Days of Future Past works in part because it manages to strike the perfect balance of action, humor and terror. The movie doesn't shy away from death and destruction. But it's never too grim. Evan Peters is essential comic relief as Quicksilver, who helps break Erik (Michael Fassbender) out of prison in the best scene of the year.
It also helps that the younger characters, including Charles (James McAvoy) and Raven (Jennifer Lawrence), are morally ambiguous. Their motives are above reproach, even when their actions are not.
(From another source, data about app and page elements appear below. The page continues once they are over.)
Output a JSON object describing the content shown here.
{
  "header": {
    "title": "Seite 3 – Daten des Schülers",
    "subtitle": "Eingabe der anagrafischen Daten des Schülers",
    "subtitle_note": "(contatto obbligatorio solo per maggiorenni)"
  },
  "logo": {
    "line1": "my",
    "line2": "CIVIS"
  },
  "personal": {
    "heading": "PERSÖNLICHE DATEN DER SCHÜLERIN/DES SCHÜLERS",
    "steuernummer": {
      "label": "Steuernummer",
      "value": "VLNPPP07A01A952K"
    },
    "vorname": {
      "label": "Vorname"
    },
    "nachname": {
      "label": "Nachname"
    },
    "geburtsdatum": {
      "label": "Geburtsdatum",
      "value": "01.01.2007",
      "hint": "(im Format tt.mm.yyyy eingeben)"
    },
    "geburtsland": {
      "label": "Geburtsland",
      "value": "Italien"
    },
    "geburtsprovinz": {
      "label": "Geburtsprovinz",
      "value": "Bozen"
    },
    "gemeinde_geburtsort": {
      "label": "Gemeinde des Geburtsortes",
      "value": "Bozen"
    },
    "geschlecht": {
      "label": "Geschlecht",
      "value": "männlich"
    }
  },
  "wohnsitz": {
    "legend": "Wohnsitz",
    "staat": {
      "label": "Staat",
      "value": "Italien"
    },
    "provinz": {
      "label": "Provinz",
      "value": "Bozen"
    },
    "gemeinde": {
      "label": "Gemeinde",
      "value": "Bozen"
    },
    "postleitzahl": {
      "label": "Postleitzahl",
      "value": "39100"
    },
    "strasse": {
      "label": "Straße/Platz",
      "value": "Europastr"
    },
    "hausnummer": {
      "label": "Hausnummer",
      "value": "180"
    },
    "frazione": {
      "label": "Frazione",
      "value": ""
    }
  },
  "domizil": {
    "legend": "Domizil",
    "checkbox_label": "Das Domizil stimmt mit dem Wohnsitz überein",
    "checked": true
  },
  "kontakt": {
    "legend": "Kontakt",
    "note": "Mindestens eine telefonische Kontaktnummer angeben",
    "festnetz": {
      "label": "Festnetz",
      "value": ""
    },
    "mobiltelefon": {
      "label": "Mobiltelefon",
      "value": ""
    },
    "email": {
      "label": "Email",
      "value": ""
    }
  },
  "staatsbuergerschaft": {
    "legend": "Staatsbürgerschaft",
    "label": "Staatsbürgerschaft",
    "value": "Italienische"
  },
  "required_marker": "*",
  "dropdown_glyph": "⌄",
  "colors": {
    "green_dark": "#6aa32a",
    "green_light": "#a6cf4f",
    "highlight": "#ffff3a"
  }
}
Plus, it's hard not to hate Oliver Trask (Peter Dinklage), who always conveys evil despite his diminutive frame.
Stripping away all the costumes and superpowers and time travel, this is a story about redemption and free will. There's a tremendous scene near the end where Charles has nearly killed himself trying to force Raven to rethink the murder she's about to commit. It's then he realizes that you can't make someone turn from a bad path. All you can do is guide them toward a better one.
If I have a complaint about Days of Future Past, it's that the peripheral characters are completely disposable. They're essentially human shields, which is a little disappointing. I've been dying to see Bishop onscreen since I was a kid, and they've got a great actor in Omar Sy. But to see him do nothing more than fire his gun in anger is a letdown.
But these are minor complaints for a comic book film that gets pretty much everything right. It's dark when it needs to be but never feels like it's trying to hit above its weight. It's definitely not for kids, and it feels like it's been a long time since I could say that about a non-Batman movie.
X-Men: Days of Future Past makes up for The Last Stand, improves upon First Class and sets up a grand finale (Apocalypse, due in 2016) while standing on its own. It feels like a true event, not just another installment on the way to something else.